* Material supplied
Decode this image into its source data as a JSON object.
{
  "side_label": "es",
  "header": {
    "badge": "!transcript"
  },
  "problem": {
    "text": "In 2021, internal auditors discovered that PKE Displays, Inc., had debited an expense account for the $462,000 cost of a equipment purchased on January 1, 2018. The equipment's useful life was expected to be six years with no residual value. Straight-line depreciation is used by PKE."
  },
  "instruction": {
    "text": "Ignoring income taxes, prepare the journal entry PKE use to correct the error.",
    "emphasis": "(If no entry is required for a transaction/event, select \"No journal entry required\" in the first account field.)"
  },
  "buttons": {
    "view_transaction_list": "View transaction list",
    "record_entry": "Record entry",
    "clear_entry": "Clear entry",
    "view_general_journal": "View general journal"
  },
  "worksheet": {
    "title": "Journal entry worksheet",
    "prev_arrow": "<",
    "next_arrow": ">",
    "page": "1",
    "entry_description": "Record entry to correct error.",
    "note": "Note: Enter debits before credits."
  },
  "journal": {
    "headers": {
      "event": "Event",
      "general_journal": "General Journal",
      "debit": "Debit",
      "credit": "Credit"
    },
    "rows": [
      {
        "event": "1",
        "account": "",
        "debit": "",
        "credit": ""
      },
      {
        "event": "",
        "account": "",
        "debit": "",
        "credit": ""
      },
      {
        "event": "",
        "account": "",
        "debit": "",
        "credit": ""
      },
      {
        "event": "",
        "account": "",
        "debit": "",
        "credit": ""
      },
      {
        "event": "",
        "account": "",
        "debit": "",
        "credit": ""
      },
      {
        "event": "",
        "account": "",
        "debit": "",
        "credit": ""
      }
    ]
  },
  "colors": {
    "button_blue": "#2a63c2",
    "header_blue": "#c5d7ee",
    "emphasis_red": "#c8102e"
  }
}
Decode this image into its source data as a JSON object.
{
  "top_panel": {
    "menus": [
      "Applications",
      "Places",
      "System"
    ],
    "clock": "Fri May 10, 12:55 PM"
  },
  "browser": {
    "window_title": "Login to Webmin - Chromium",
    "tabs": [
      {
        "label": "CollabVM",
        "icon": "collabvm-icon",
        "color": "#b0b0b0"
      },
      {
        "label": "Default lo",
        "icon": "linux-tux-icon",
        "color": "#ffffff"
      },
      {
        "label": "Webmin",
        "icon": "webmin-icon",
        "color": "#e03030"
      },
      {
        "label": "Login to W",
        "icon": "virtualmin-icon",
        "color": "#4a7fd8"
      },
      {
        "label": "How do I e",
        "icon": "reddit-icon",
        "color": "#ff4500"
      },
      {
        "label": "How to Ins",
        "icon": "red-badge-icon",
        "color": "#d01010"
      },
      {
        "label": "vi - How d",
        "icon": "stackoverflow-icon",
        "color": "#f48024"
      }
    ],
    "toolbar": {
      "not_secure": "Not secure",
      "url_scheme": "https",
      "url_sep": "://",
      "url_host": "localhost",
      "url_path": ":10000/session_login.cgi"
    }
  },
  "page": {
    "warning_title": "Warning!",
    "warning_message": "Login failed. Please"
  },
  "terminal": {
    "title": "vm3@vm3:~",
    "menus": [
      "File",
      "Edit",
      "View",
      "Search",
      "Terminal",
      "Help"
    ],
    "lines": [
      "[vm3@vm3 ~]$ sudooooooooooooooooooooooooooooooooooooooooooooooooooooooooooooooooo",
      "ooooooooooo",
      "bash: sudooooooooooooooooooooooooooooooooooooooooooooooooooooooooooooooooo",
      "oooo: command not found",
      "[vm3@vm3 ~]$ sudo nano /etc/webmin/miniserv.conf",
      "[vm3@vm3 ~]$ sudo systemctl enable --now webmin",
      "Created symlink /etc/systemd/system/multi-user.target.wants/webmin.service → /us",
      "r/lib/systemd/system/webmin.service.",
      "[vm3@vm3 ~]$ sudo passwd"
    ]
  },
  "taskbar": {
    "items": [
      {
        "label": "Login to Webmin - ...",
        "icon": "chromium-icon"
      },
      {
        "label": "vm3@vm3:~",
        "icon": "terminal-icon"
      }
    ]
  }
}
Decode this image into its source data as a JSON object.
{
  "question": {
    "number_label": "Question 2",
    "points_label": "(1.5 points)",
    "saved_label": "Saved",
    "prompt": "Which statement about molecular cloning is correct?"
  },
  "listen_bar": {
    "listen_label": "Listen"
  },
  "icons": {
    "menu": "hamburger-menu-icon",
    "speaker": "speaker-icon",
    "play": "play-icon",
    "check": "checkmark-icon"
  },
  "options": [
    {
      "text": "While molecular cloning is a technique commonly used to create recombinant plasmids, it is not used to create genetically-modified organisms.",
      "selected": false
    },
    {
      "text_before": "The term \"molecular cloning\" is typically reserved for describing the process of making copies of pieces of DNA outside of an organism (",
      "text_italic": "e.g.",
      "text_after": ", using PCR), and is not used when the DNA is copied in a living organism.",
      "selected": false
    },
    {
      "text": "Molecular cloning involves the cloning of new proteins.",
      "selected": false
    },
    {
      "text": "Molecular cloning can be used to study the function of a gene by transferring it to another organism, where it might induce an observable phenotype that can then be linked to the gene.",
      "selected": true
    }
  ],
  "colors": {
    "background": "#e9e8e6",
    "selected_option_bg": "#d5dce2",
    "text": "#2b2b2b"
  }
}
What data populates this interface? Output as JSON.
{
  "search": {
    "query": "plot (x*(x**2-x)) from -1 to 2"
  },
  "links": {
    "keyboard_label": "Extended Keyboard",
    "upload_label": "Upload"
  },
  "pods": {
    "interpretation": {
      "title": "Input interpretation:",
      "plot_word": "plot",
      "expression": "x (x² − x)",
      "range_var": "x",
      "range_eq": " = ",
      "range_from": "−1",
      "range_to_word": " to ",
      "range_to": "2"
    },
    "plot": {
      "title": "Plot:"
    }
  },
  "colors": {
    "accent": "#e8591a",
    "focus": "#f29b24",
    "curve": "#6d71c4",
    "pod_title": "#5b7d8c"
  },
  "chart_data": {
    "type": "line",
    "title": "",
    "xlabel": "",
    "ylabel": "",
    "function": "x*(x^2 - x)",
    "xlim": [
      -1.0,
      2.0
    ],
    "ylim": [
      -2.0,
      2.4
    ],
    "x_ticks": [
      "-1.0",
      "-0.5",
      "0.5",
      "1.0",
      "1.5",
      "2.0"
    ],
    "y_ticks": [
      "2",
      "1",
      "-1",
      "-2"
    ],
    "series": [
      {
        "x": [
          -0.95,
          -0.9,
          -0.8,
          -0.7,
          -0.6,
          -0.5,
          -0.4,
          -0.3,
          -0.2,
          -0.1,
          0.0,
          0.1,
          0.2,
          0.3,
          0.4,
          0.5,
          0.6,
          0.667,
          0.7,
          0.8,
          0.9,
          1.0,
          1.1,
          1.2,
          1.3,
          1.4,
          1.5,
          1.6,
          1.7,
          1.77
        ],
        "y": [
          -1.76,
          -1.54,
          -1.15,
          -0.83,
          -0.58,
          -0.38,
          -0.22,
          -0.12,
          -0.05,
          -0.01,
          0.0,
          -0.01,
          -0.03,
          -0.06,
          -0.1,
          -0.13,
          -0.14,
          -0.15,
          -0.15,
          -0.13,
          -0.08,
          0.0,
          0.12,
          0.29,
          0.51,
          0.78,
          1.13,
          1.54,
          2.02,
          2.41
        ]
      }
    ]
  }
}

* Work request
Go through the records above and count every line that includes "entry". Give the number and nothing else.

* Completed task
6